When we think about a single aggregate measure to summarize the distances between the nodes in a…
When we think about a single aggregate measure to summarize the distances between the nodes in a given graph, two natural quantities come to mind. One is the diameter, which we define to be the maximum distance between any pair of nodes in the graph. Another is the average distance, which, as the term suggests, is the average distance over all pairs of nodes in the graph.
In many graphs, these two quantities are close to each other in value. But there are graphs where they can be very different.
(a) Describe an example of a graph where the diameter is more than three times as large as the average distance.
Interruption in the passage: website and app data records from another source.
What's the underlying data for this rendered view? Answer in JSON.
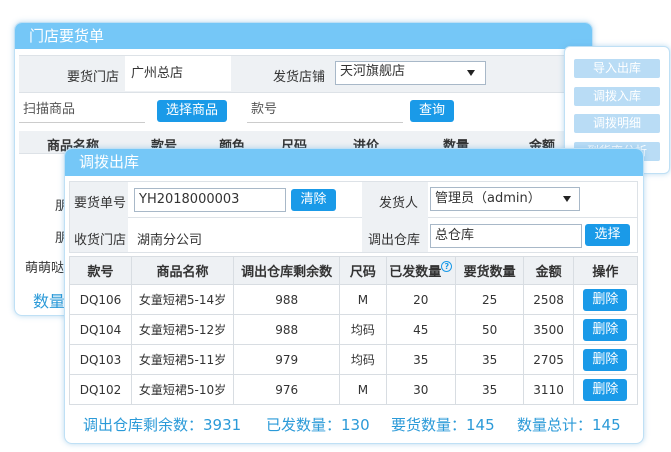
{
  "back": {
    "title": "门店要货单",
    "store_label": "要货门店",
    "store_value": "广州总店",
    "ship_store_label": "发货店铺",
    "ship_store_value": "天河旗舰店",
    "scan_placeholder": "扫描商品",
    "select_goods_button": "选择商品",
    "code_placeholder": "款号",
    "query_button": "查询",
    "columns": [
      "商品名称",
      "款号",
      "颜色",
      "尺码",
      "进价",
      "数量",
      "金额"
    ],
    "row_fragments": [
      "朋",
      "朋",
      "萌萌哒"
    ],
    "footer_fragment": "数量"
  },
  "side": {
    "items": [
      "导入出库",
      "调拨入库",
      "调拨明细",
      "到货率分析"
    ]
  },
  "front": {
    "title": "调拨出库",
    "order_no_label": "要货单号",
    "order_no_value": "YH2018000003",
    "clear_button": "清除",
    "shipper_label": "发货人",
    "shipper_value": "管理员（admin）",
    "receive_store_label": "收货门店",
    "receive_store_value": "湖南分公司",
    "out_wh_label": "调出仓库",
    "out_wh_value": "总仓库",
    "select_button": "选择",
    "columns": [
      "款号",
      "商品名称",
      "调出仓库剩余数",
      "尺码",
      "已发数量",
      "要货数量",
      "金额",
      "操作"
    ],
    "help_icon_glyph": "?",
    "rows": [
      {
        "code": "DQ106",
        "name": "女童短裙5-14岁",
        "remain": "988",
        "size": "M",
        "sent": "20",
        "req": "25",
        "amount": "2508",
        "action": "删除"
      },
      {
        "code": "DQ104",
        "name": "女童短裙5-12岁",
        "remain": "988",
        "size": "均码",
        "sent": "45",
        "req": "50",
        "amount": "3500",
        "action": "删除"
      },
      {
        "code": "DQ103",
        "name": "女童短裙5-11岁",
        "remain": "979",
        "size": "均码",
        "sent": "35",
        "req": "35",
        "amount": "2705",
        "action": "删除"
      },
      {
        "code": "DQ102",
        "name": "女童短裙5-10岁",
        "remain": "976",
        "size": "M",
        "sent": "30",
        "req": "35",
        "amount": "3110",
        "action": "删除"
      }
    ],
    "summary": {
      "remain": "调出仓库剩余数：3931",
      "sent": "已发数量：130",
      "req": "要货数量：145",
      "total": "数量总计：145"
    }
  }
}
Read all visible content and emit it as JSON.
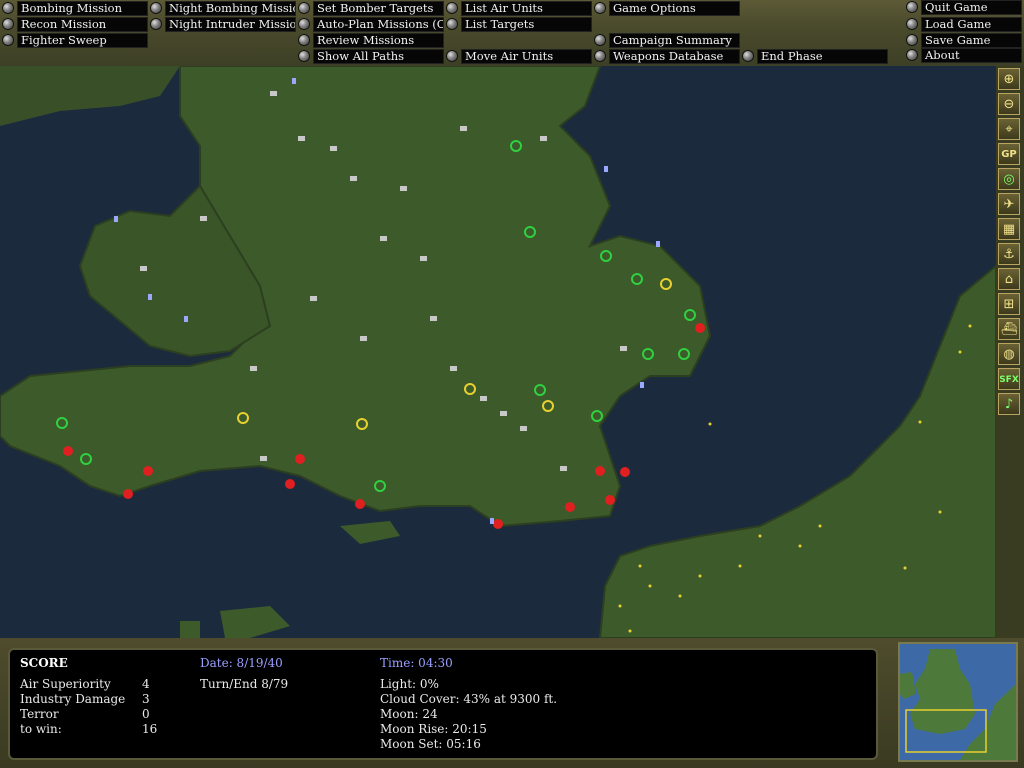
{
  "menu": {
    "bombing_mission": "Bombing Mission",
    "recon_mission": "Recon Mission",
    "fighter_sweep": "Fighter Sweep",
    "night_bombing": "Night Bombing Mission",
    "night_intruder": "Night Intruder Mission",
    "set_bomber_targets": "Set Bomber Targets",
    "auto_plan": "Auto-Plan Missions (Off)",
    "review_missions": "Review Missions",
    "show_all_paths": "Show All Paths",
    "list_air_units": "List Air Units",
    "list_targets": "List Targets",
    "move_air_units": "Move Air Units",
    "game_options": "Game Options",
    "campaign_summary": "Campaign Summary",
    "weapons_database": "Weapons Database",
    "end_phase": "End Phase",
    "quit_game": "Quit Game",
    "load_game": "Load Game",
    "save_game": "Save Game",
    "about": "About"
  },
  "tools": {
    "zoom_in": "zoom-in-icon",
    "zoom_out": "zoom-out-icon",
    "center": "crosshair-icon",
    "gp": "GP",
    "target": "target-icon",
    "aircraft": "aircraft-icon",
    "factory": "factory-icon",
    "anchor": "anchor-icon",
    "building": "building-icon",
    "bank": "bank-icon",
    "ship": "ship-icon",
    "compass": "compass-icon",
    "sfx": "SFX",
    "music": "music-note-icon"
  },
  "status": {
    "score_title": "SCORE",
    "air_superiority_label": "Air Superiority",
    "air_superiority_value": "4",
    "industry_damage_label": "Industry Damage",
    "industry_damage_value": "3",
    "terror_label": "Terror",
    "terror_value": "0",
    "to_win_label": "to win:",
    "to_win_value": "16",
    "date": "Date: 8/19/40",
    "turn": "Turn/End 8/79",
    "time": "Time: 04:30",
    "light": "Light: 0%",
    "cloud_cover": "Cloud Cover: 43% at 9300 ft.",
    "moon": "Moon: 24",
    "moon_rise": "Moon Rise: 20:15",
    "moon_set": "Moon Set: 05:16"
  },
  "colors": {
    "sea": "#1c2a3e",
    "land": "#3c5a2a",
    "continent": "#3d5a2a",
    "red_unit": "#e02020",
    "green_unit": "#30d040",
    "yellow_unit": "#e8d030",
    "factory": "#c8c8c8",
    "status_heading": "#9aa0ff"
  }
}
(b) Describe how you could extend your construction to produce graphs in which the diameter exceeds the average distance by as large a factor as you would like. (That is, for every number c, can you produce a graph in which the diameter is more than c times as large as the average distance?)